Reproduce all the data verbatim.
*** Material for this exercise
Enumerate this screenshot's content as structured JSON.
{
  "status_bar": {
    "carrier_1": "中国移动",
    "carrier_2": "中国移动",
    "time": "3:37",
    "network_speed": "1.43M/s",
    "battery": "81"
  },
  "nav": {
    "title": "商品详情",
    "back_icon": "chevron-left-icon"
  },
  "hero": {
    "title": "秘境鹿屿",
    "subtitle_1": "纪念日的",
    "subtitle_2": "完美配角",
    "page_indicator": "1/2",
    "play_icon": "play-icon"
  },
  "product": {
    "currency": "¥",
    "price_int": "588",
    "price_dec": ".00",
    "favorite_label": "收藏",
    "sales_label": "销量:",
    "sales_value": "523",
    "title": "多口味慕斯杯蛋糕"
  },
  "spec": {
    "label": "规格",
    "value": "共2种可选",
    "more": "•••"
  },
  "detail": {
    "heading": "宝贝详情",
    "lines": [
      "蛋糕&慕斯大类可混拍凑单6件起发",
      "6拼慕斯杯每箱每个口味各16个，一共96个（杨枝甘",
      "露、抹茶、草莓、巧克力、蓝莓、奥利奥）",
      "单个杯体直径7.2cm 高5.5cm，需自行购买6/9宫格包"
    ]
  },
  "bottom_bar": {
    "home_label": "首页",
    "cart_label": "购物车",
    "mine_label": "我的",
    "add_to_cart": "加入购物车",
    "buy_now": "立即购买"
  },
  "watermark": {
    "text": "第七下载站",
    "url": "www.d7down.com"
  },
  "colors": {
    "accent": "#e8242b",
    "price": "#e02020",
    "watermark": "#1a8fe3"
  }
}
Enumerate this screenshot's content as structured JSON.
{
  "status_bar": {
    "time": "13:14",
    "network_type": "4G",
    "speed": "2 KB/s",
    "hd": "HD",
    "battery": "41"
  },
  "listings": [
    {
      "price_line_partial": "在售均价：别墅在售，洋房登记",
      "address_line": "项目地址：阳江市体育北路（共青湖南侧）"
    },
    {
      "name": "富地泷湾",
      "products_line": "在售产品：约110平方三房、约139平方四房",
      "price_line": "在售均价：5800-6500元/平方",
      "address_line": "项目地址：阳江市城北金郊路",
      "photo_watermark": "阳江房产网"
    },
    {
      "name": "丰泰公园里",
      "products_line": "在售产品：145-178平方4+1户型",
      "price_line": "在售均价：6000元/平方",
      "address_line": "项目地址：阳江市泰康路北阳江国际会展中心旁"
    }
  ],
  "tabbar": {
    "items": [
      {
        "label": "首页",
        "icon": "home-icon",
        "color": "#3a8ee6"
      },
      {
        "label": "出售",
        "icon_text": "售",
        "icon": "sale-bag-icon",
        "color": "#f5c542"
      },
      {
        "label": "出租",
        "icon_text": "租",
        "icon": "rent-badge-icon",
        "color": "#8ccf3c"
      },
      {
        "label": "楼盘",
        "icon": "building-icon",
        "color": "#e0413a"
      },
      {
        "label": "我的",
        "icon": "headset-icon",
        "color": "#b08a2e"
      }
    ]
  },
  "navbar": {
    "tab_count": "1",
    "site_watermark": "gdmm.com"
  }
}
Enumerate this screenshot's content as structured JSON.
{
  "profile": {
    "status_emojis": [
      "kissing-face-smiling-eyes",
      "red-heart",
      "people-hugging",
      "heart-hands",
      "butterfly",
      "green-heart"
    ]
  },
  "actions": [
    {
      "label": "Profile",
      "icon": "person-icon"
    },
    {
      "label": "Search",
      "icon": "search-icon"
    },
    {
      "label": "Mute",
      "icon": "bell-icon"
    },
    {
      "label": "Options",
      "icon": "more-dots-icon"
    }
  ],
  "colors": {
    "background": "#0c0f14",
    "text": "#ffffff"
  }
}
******
● Exercise answer:
Enumerate this screenshot's content as structured JSON.
{
  "status_bar": {
    "carrier_1": "中国移动",
    "carrier_2": "中国移动",
    "time": "3:37",
    "network_speed": "1.43M/s",
    "battery": "81"
  },
  "nav": {
    "title": "商品详情",
    "back_icon": "chevron-left-icon"
  },
  "hero": {
    "title": "秘境鹿屿",
    "subtitle_1": "纪念日的",
    "subtitle_2": "完美配角",
    "page_indicator": "1/2",
    "play_icon": "play-icon"
  },
  "product": {
    "currency": "¥",
    "price_int": "588",
    "price_dec": ".00",
    "favorite_label": "收藏",
    "sales_label": "销量:",
    "sales_value": "523",
    "title": "多口味慕斯杯蛋糕"
  },
  "spec": {
    "label": "规格",
    "value": "共2种可选",
    "more": "•••"
  },
  "detail": {
    "heading": "宝贝详情",
    "lines": [
      "蛋糕&慕斯大类可混拍凑单6件起发",
      "6拼慕斯杯每箱每个口味各16个，一共96个（杨枝甘",
      "露、抹茶、草莓、巧克力、蓝莓、奥利奥）",
      "单个杯体直径7.2cm 高5.5cm，需自行购买6/9宫格包"
    ]
  },
  "bottom_bar": {
    "home_label": "首页",
    "cart_label": "购物车",
    "mine_label": "我的",
    "add_to_cart": "加入购物车",
    "buy_now": "立即购买"
  },
  "watermark": {
    "text": "第七下载站",
    "url": "www.d7down.com"
  },
  "colors": {
    "accent": "#e8242b",
    "price": "#e02020",
    "watermark": "#1a8fe3"
  }
}
Enumerate this screenshot's content as structured JSON.
{
  "status_bar": {
    "time": "13:14",
    "network_type": "4G",
    "speed": "2 KB/s",
    "hd": "HD",
    "battery": "41"
  },
  "listings": [
    {
      "price_line_partial": "在售均价：别墅在售，洋房登记",
      "address_line": "项目地址：阳江市体育北路（共青湖南侧）"
    },
    {
      "name": "富地泷湾",
      "products_line": "在售产品：约110平方三房、约139平方四房",
      "price_line": "在售均价：5800-6500元/平方",
      "address_line": "项目地址：阳江市城北金郊路",
      "photo_watermark": "阳江房产网"
    },
    {
      "name": "丰泰公园里",
      "products_line": "在售产品：145-178平方4+1户型",
      "price_line": "在售均价：6000元/平方",
      "address_line": "项目地址：阳江市泰康路北阳江国际会展中心旁"
    }
  ],
  "tabbar": {
    "items": [
      {
        "label": "首页",
        "icon": "home-icon",
        "color": "#3a8ee6"
      },
      {
        "label": "出售",
        "icon_text": "售",
        "icon": "sale-bag-icon",
        "color": "#f5c542"
      },
      {
        "label": "出租",
        "icon_text": "租",
        "icon": "rent-badge-icon",
        "color": "#8ccf3c"
      },
      {
        "label": "楼盘",
        "icon": "building-icon",
        "color": "#e0413a"
      },
      {
        "label": "我的",
        "icon": "headset-icon",
        "color": "#b08a2e"
      }
    ]
  },
  "navbar": {
    "tab_count": "1",
    "site_watermark": "gdmm.com"
  }
}
Enumerate this screenshot's content as structured JSON.
{
  "profile": {
    "status_emojis": [
      "kissing-face-smiling-eyes",
      "red-heart",
      "people-hugging",
      "heart-hands",
      "butterfly",
      "green-heart"
    ]
  },
  "actions": [
    {
      "label": "Profile",
      "icon": "person-icon"
    },
    {
      "label": "Search",
      "icon": "search-icon"
    },
    {
      "label": "Mute",
      "icon": "bell-icon"
    },
    {
      "label": "Options",
      "icon": "more-dots-icon"
    }
  ],
  "colors": {
    "background": "#0c0f14",
    "text": "#ffffff"
  }
}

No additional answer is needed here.